It is difficult for anyone to know exactly how you feel about yourself. Therefore, defining self-esteem is not a simple task. But it is important to seek self-knowledge and always be attentive, as there is a strong relationship between low self-esteem and depression.
And, contrary to what many people believe, self-esteem is not necessarily related to having the love of other people, having the trust of friends, being successful at work. A person can have it all and still not feel good about themselves.
There is also no formula to keep self-esteem always high. But some tips from psychologists can help work out this issue better. Here are seven things they wish you knew.
1. Getting too many compliments is not the solution
When someone is feeling down, it’s not a compliment that’s going to change that, especially when that compliment comes from a family member or friend, who you know wants to please you. But, in general, that’s what people think, so this is often the most common attitude. At these times, the most effective thing is for those close to you to offer emotional support. It works more than just praising you.
2. Money is not the solution either
Material success can be a trap for self-esteem. There is a feeling that the balance in the bank account is synonymous with happiness, but studies have shown that the exact opposite can happen: those who believe in this are more likely to have psychological consequences when something goes wrong in their life or career. Keeping self-esteem linked to financial life is not good for one thing or the other.

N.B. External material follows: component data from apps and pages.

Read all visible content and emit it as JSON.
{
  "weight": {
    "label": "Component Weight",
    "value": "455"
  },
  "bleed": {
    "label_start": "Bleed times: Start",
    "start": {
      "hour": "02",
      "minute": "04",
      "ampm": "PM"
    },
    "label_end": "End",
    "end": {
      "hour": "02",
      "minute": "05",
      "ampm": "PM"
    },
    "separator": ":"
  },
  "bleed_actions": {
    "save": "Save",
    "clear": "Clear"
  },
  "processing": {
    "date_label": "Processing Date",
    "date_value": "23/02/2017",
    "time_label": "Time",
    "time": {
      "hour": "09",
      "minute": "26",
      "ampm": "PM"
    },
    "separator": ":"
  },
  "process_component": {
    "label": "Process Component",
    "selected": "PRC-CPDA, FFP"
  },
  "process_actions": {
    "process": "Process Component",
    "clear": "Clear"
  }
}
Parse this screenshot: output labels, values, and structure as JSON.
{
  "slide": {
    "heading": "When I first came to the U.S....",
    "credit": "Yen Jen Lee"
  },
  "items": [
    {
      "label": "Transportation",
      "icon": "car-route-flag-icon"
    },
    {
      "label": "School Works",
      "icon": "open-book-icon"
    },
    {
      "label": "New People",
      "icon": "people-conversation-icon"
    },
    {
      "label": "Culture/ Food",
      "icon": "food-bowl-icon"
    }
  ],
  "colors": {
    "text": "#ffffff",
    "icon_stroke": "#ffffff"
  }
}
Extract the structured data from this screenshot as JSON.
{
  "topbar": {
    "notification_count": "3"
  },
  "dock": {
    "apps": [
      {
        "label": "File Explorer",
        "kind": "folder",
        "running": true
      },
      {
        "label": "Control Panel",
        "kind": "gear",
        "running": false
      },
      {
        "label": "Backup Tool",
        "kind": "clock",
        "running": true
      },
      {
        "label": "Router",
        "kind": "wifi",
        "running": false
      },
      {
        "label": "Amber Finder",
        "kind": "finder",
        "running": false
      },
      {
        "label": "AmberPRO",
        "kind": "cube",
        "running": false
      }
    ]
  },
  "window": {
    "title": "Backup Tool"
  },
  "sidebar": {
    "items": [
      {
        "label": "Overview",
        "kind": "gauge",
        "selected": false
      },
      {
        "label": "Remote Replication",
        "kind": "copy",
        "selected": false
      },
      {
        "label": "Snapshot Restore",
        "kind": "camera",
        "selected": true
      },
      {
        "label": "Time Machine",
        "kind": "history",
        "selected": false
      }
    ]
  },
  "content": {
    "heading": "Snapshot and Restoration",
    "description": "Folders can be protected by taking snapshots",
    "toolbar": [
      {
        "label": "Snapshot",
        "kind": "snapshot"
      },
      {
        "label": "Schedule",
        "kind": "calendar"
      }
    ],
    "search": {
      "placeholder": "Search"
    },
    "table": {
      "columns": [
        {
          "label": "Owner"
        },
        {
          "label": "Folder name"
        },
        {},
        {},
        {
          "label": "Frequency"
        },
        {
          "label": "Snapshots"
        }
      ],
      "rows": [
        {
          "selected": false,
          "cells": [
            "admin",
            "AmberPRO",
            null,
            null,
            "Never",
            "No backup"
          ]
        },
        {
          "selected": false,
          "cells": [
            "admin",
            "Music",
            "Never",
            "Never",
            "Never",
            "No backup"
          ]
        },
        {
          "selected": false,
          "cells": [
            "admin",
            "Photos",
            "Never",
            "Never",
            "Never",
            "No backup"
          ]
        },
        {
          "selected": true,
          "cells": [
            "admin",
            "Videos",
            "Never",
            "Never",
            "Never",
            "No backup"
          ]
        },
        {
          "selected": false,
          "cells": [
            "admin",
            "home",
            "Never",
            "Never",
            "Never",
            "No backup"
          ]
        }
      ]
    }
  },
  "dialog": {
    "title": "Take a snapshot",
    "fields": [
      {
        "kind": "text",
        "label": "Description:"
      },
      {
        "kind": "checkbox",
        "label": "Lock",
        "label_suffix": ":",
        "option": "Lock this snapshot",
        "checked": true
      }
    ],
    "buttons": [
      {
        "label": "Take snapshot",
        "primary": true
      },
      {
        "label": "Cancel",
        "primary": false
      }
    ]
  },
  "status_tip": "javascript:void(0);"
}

3. It Can End Your Relationships
While it may seem like an individual problem, having low self-esteem makes people more insecure and more resentful, which leads to behaviors that hurt others as well, especially in more intimate relationships. A study done in the Netherlands in 2017 showed that those with low self-esteem tend to regret choices that involve their partner (from what movie to watch to something bigger like moving to another city), because they feel inferior and think their opinions are not important.
4. Having a large group of friends is not that important
Self-esteem has a lot to do with how others perceive a person. So there’s an idea that having lots of friends makes you feel better. But, in fact, it is not so. Having friendships or contacts in many different places – at the gym, at work, old school or college colleagues, among others – can reinforce your many values in many ways at the same time and is therefore better than being part of a single group. (although with more members).
5. You can become more intolerant
The way each one sees the world is shaped by self-esteem. A 2011 study showed that the lower someone’s self-esteem, the more they tend to have bigoted and prejudiced behavior towards others. On the other hand, those who feel better about themselves will probably not feel threatened by differences, nor believe in very radical opinions, and will know how to respect everyone’s choices.
6. Women are not more vulnerable than men
Common sense has long believed that girls tend to have more fragile self-esteem than boys, but a study of people aged between 14 and 30 showed that there is no gender distinction between this feeling. Boys/men are just as vulnerable to low self-esteem as girls/women. What happens is that often, especially in adolescence, there is greater social pressure on girls to fit into a pattern, which makes many start to dislike themselves.
7. Simple gestures help a lot
It doesn’t take much to support a person who needs to improve their self-esteem. There are very simple ways to help. Give signs (or say) that you believe in the value of that person. Doing small day-to-day tasks for her, such as housekeeping. And, mainly, to show interest in talking and having the company, without trying to solve it, but just making yourself available to be together at that moment.
All these tips are important for anyone who is going through a phase of low self-esteem or living with someone in this situation. But in all cases it is essential to look for a psychologist, who will know how to work in the right way to overcome any problem.
The information contained on this page is for informational purposes only. They do not replace the advice and follow-up of doctors, nutritionists, psychologists, physical education professionals and other specialists.
With Knowledge Comes Wisdom
Walk comfortably in both Darkness and Light with these digital Books of Shadows: